NABP is recommending that the state boards of pharmacy prohibit the use of the abbreviation “APAP” on prescription labels, and require that “acetaminophen” be spelled out to assist in preventing the well recognized danger of acetaminophen induced hepatotoxicity. In situations where the board is unable to mandate such a provision, NABP recommends that the boards strongly encourage practitioners to follow this guideline. The recommendation is based on established policy and a letter, sent by Food and Drug Administration (FDA) to state boards of pharmacy on January 22, 2004, regarding the pharmacist’s role in educating patients about acetaminophen induced hepatotoxicity caused by unintentional overdose. In the letter, FDA indicated some of the reasons for unintentional overdoses and recommended that drugs containing acetaminophen should be adequately labeled on the container and that the use of the abbreviation “APAP” for acetaminophen should be avoided.

The NABP Task Force on Uniform Prescription Labeling, which met December 6, 2008, stated in its report that the purpose of the prescription label is to provide critical information to the patient. The task force recommended that the Model State Pharmacy Act and Model Rules of the National Association of Boards of Pharmacy be amended to ensure that prescription labels are organized in a patient-centered manner, that certain data elements appear on the prescription label, and that critical label information should never be truncated. The task force report also emphasized that the prescription label is designed to supplement patient counseling and not replace it in any way.

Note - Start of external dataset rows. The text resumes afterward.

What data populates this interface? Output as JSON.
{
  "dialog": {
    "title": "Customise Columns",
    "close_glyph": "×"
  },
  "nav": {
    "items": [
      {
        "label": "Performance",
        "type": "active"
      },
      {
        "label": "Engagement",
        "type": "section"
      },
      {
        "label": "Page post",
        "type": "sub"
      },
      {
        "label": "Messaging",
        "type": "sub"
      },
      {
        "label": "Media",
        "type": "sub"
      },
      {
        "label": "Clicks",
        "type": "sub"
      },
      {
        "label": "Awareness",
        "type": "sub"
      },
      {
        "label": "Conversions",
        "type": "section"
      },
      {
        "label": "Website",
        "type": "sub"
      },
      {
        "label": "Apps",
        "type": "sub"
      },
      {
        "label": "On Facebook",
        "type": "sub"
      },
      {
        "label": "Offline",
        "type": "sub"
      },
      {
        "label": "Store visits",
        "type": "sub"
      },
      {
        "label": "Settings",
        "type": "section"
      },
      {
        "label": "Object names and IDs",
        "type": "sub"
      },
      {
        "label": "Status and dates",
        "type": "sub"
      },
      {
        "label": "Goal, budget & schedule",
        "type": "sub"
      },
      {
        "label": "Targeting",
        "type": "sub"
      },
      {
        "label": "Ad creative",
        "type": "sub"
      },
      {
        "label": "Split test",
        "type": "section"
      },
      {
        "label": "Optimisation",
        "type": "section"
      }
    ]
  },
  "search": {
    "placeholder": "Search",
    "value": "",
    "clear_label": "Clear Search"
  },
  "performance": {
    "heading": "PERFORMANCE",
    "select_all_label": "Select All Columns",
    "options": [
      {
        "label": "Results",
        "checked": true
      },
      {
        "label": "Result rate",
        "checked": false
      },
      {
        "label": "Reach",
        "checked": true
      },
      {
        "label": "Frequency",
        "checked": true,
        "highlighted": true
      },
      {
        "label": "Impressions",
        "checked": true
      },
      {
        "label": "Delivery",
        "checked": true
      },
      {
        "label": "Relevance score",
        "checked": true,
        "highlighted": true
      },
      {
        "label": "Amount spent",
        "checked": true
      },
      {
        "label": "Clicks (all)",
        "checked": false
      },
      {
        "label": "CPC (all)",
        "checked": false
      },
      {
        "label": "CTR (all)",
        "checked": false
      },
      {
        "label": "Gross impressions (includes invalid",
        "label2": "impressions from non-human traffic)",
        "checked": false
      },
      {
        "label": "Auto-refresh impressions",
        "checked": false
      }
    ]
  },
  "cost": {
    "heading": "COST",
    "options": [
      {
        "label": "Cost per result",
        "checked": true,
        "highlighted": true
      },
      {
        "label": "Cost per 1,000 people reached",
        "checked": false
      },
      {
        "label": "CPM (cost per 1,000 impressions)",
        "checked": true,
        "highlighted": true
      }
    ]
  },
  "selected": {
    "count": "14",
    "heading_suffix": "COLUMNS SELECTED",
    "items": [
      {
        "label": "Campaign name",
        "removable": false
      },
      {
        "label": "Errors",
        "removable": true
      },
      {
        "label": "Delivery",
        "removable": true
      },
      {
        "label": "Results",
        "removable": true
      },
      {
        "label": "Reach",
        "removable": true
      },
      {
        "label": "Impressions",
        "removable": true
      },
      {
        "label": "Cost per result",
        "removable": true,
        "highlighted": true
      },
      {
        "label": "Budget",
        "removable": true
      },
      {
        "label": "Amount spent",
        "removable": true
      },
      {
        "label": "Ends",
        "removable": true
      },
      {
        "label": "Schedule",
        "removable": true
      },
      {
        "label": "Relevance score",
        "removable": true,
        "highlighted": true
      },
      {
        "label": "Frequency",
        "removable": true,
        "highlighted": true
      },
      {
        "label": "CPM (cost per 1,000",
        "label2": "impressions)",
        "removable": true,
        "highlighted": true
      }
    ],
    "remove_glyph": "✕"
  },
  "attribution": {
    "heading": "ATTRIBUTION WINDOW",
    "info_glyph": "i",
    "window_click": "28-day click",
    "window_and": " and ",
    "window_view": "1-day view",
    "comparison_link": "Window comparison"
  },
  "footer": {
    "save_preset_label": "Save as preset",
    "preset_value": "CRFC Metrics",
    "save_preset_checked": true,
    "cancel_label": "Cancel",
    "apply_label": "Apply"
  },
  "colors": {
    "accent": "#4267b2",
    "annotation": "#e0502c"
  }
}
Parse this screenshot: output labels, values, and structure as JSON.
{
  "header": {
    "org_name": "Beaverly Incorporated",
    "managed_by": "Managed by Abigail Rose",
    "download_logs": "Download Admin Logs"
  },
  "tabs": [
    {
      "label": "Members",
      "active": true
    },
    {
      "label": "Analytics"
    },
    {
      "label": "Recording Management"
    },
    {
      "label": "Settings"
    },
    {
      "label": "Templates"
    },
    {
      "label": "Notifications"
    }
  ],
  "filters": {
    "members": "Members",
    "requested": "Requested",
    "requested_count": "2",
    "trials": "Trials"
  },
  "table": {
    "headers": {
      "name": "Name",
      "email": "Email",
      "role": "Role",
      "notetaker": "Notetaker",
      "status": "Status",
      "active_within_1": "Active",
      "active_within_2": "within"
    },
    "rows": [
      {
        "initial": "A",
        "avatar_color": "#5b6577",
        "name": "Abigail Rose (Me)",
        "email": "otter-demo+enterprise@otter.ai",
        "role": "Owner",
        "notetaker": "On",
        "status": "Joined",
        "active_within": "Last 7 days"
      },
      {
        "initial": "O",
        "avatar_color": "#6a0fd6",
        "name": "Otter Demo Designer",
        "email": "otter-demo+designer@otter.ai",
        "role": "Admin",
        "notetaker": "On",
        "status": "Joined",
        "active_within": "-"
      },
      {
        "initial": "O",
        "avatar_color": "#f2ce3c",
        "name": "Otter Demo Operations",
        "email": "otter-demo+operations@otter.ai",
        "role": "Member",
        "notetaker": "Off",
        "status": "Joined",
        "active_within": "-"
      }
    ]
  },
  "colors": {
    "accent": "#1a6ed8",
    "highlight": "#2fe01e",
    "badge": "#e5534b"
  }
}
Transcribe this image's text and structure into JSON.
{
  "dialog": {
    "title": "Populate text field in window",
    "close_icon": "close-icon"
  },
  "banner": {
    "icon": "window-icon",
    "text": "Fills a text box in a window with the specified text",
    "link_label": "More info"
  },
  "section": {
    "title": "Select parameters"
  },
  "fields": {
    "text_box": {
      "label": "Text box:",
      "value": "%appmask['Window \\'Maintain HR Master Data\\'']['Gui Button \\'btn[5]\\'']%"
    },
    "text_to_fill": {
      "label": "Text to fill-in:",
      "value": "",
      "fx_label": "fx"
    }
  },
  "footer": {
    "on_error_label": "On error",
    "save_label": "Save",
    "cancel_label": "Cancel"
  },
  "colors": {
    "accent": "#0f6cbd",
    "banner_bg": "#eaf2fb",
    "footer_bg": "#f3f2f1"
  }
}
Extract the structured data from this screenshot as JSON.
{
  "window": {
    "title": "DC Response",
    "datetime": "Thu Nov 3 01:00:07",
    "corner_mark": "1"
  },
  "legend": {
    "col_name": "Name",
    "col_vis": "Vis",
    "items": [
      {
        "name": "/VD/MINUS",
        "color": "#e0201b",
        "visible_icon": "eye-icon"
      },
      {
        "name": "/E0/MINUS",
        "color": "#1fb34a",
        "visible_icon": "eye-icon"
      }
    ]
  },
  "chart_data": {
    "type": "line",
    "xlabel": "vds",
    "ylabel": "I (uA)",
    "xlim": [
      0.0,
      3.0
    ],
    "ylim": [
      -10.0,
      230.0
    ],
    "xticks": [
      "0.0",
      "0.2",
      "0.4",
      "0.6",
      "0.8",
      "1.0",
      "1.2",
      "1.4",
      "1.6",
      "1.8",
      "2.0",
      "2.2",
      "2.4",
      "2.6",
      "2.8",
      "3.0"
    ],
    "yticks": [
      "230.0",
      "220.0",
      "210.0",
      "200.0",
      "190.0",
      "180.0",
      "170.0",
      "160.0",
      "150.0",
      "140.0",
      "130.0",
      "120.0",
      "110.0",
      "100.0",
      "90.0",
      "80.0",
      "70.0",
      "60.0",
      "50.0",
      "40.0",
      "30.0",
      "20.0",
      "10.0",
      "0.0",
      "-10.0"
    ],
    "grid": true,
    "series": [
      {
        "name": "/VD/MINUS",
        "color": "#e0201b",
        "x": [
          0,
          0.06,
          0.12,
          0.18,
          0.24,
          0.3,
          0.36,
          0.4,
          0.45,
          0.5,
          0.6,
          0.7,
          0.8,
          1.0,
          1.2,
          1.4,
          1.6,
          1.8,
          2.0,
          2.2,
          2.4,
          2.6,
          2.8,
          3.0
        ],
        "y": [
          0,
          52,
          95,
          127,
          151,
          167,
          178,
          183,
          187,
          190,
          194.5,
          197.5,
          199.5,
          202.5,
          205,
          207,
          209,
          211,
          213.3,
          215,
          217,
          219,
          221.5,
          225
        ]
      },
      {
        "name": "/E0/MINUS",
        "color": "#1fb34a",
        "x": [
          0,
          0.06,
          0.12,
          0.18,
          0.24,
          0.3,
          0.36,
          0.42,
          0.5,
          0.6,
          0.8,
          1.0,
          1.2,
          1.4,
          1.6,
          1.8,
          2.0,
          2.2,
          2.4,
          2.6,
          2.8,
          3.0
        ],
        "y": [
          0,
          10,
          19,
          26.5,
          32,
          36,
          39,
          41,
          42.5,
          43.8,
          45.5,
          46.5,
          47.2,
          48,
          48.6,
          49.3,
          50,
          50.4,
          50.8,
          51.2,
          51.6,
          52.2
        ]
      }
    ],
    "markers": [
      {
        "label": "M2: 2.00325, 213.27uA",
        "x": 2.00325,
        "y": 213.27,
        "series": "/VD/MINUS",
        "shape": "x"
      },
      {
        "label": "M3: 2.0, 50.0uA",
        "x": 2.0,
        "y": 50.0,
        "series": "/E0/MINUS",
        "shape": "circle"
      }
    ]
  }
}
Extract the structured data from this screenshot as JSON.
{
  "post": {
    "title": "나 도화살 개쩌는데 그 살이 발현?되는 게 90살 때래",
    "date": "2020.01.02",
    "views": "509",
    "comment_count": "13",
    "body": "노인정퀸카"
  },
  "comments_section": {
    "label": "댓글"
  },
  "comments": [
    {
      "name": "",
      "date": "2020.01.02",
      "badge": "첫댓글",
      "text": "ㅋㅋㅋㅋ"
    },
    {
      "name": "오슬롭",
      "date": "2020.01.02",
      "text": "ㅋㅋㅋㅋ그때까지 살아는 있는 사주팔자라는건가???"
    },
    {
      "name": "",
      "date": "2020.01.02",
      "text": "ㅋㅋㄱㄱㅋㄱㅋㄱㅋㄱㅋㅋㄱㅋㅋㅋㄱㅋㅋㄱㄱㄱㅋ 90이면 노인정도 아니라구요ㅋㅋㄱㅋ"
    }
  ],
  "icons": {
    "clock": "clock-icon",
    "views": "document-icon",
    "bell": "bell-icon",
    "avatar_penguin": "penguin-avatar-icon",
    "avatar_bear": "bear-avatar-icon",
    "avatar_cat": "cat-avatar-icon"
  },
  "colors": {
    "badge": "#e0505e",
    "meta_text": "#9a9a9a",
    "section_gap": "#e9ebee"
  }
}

FDA supports NABP in this assertion that the boards of pharmacy can assist in the prevention of acetaminophen induced hepatotoxicity by mandating proper prescription labeling and appropriate patient counseling, thus furthering their efforts to protect the public health. Edwin Kuffner, VP of OTC Medical Affairs and Clinical Research for McNeil Consumer Healthcare, has also stated that requiring all acetaminophen product labels to include the drug name, not an abbreviation, will help ensure that consumers know when an over-the-counter or prescription drug contains the ingredient. Kuffner, at the FDA's June 24-25 public workshop on developing a guidance for naming, labeling, and packaging practices to reduce medication errors, also recommended allowing the use of a graphic icon for acetaminophen product labels.

NABP understands that pharmacies may not be able to immediately implement new labeling requirements or recommendations and acknowledges that an implementation period may be necessary. The FDA Safe Use Initiative and NABP will work with interested pharmacy organizations to identify best processes to eliminate the use of “APAP,” and use, in its place, the word “acetaminophen,” and will work with pharmacy organizations to incorporate a reasonable implementation period for new requirements or recommendations related to this issue.